- INSTRUCTIONS TO FOLLOW -
Whenever a line carries the word "nSeating", pull it out of the entries.

Data entries:
....................
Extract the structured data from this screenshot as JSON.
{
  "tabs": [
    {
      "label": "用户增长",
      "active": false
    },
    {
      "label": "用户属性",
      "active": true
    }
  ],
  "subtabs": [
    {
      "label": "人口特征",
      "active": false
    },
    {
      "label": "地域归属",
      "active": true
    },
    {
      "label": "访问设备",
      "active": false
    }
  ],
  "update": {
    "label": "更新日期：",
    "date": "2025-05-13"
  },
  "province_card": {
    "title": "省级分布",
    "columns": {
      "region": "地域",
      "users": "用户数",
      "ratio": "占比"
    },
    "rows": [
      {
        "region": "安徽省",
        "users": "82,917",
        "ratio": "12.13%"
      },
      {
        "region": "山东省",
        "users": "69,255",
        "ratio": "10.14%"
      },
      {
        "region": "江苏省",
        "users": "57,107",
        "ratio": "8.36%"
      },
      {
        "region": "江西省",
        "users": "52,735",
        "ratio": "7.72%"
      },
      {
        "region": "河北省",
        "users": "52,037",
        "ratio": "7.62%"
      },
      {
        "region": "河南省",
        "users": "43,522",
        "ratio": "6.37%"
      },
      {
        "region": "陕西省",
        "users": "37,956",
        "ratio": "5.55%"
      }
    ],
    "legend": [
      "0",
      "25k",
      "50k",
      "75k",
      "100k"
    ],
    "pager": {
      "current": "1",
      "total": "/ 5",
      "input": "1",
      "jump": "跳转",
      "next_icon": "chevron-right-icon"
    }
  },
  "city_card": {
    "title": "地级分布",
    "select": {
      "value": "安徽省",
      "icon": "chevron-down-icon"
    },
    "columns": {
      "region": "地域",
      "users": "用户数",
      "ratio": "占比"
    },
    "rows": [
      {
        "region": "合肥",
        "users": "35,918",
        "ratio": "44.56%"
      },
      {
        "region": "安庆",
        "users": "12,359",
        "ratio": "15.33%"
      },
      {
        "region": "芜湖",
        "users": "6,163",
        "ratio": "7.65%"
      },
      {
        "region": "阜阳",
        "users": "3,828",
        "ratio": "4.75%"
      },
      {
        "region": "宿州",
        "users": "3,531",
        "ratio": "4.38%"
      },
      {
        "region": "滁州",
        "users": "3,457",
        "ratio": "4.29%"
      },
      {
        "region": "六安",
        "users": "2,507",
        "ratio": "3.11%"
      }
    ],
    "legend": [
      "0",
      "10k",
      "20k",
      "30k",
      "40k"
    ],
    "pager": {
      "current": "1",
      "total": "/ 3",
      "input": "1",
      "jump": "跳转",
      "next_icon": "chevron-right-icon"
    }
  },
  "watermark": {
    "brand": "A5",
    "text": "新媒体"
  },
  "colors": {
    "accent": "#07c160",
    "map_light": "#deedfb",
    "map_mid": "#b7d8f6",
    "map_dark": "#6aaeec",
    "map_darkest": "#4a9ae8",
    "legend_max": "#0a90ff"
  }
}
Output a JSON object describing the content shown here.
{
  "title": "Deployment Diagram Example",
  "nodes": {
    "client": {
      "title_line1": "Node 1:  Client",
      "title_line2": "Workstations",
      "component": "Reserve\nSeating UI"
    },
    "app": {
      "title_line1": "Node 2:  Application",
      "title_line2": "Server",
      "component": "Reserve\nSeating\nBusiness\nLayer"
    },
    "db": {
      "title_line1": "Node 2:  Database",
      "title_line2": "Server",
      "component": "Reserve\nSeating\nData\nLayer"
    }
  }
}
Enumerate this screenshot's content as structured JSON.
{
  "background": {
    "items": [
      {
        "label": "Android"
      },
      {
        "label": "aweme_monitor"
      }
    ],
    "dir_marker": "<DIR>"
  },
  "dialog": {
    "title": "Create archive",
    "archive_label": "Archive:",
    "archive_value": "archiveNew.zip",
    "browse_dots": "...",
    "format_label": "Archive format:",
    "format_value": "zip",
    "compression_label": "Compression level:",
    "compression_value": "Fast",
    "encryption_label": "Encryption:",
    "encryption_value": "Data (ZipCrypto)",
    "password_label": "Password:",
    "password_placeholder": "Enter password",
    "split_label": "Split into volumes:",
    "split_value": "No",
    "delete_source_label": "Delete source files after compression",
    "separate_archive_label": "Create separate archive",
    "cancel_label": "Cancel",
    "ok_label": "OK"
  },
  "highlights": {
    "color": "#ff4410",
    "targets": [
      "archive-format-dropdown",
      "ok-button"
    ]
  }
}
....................
- SOLUTION FOR THIS EXERCISE -
      "component": "Reserve\nSeating UI"
      "component": "Reserve\nSeating\nBusiness\nLayer"
      "component": "Reserve\nSeating\nData\nLayer"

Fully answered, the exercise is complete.